    When I took my '53 Coupe apart the column floor seal was screwed to the floor and the firewall pad was installed over it. No doubt this made a better seal but, aesthetically, I think the seal should go over the firewall pad. Anyone care to advise?
    Brad Johnson,
    SDC since 1975, ASC since 1990
    Pine Grove Mills, Pa.
    '33 Rockne 10, '51 Commander Starlight. '53 Commander Starlight
    '56 Sky Hawk in process

  • #2
    The two I've worked on, one 53, one 55 both had the pad on the firewall and the rubber seal on top of that. I think both were original.

    Tom Bredehoft
    '53 Commander Coupe
    '55 President State Sedan
    (Under Construction) 136 hrs.
    '05 Legacy Ltd Wagon
    All Indiana built cars


    • #3
      Just last week I installed a new firewall liner and new carpet in my 1960 Hawk along with a new steering column seal. No doubt in my mind that the steering column seal looks better covering the firewall liner. Leave your firewall liner unattached from the firewall as well as ths steering column seal so you can tuck your carped behind the firewall liner for a much better look as well as helping hold your carpet neatly in place. Then attach the firewall liner to the firewall with a sutable washer and metal screw because it will drive you nuts trying to hold it in place with the type of clips that held the original unless the engine is out of the car.
      If you haven't installed all of this yet be prepared to use all the patience you can muster because I assure you it will be needed!

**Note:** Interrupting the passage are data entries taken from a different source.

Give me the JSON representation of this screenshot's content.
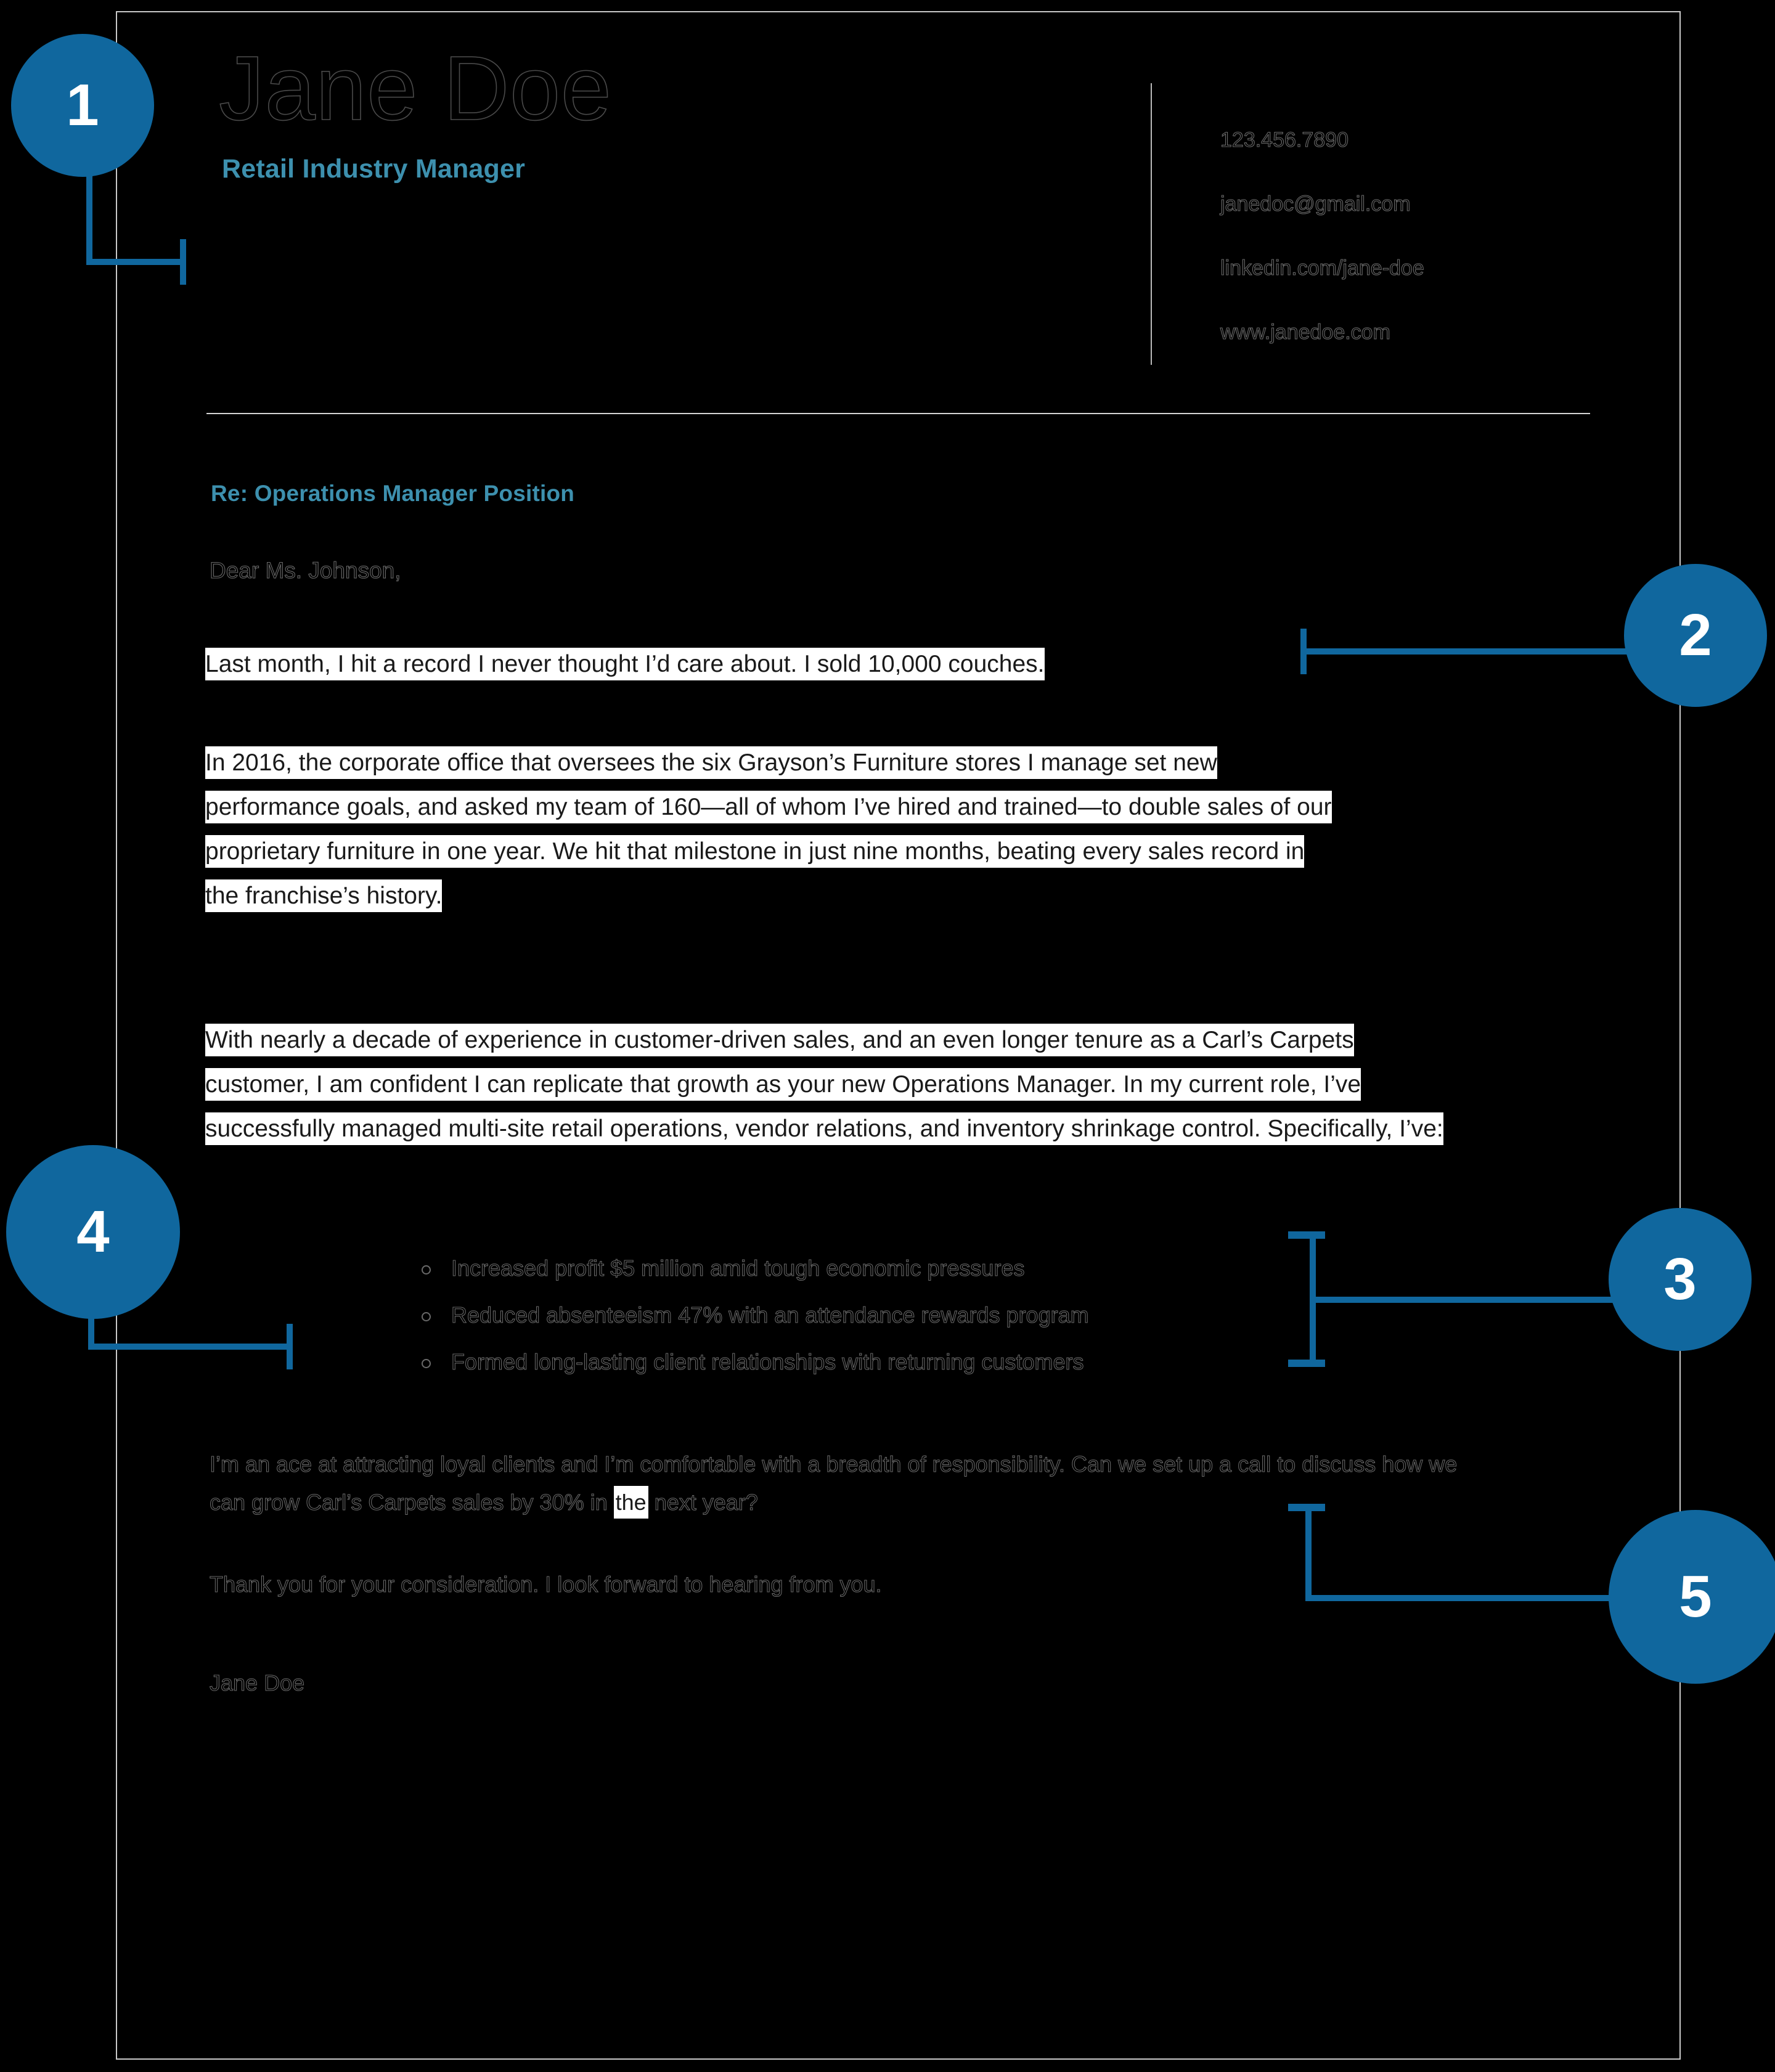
{
  "theme": {
    "background": "#000000",
    "accent_blue": "#10679e",
    "title_teal": "#3d90ae",
    "highlight": "#ffffff",
    "page_border": "#c9c9c9"
  },
  "header": {
    "name": "Jane Doe",
    "job_title": "Retail Industry Manager",
    "contact": [
      "123.456.7890",
      "janedoc@gmail.com",
      "linkedin.com/jane-doe",
      "www.janedoe.com"
    ]
  },
  "letter": {
    "subject": "Re: Operations Manager Position",
    "salutation": "Dear Ms. Johnson,",
    "paragraph_1": "Last month, I hit a record I never thought I’d care about. I sold 10,000 couches.",
    "paragraph_2": "In 2016, the corporate office that oversees the six Grayson’s Furniture stores I manage set new performance goals, and asked my team of 160—all of whom I’ve hired and trained—to double sales of our proprietary furniture in one year. We hit that milestone in just nine months, beating every sales record in the franchise’s history.",
    "paragraph_3": "With nearly a decade of experience in customer-driven sales, and an even longer tenure as a Carl’s Carpets customer, I am confident I can replicate that growth as your new Operations Manager. In my current role, I’ve successfully managed multi-site retail operations, vendor relations, and inventory shrinkage control. Specifically, I’ve:",
    "bullets": [
      "Increased profit $5 million amid tough economic pressures",
      "Reduced absenteeism 47% with an attendance rewards program",
      "Formed long-lasting client relationships with returning customers"
    ],
    "paragraph_4_before": "I’m an ace at attracting loyal clients and I’m comfortable with a breadth of responsibility. Can we set up a call to discuss how we can grow Carl’s Carpets sales by 30% in ",
    "paragraph_4_highlight": "the",
    "paragraph_4_after": " next year?",
    "paragraph_5": "Thank you for your consideration. I look forward to hearing from you.",
    "signature": "Jane Doe"
  },
  "callouts": [
    {
      "number": "1"
    },
    {
      "number": "2"
    },
    {
      "number": "3"
    },
    {
      "number": "4"
    },
    {
      "number": "5"
    }
  ]
}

Hope this helps -- Jim Nichols


      • #4
        It was backwards. The rubber seal gos on over the pad.

        Tex in Alabama
        53 C Coupe

        Tex E. Grier


        • #5
          So what we've found out is that we now know why the floors rotted out? Laying the liner on the firewall before the seal would seem to direct water right to the floor without the help of snow covered shows and boots. I would think the seal would go first. This isn't a statement that I know how the cars were built, but this just naturally seem backward.

          Tom - Mulberry, FL

          1964 Studebaker Daytona - 289 4V, 4-Speed (Cost To Date: $1826.83)

          Tom - Bradenton, FL

          1964 Studebaker Daytona - 289 4V, 4-Speed (Cost To Date: $2514.10)
          1964 Studebaker Commander - 170 1V, 3-Speed w/OD


          • #6
            Hey! Put one underneath and on top.That would resolve your issues with leaks and look stock.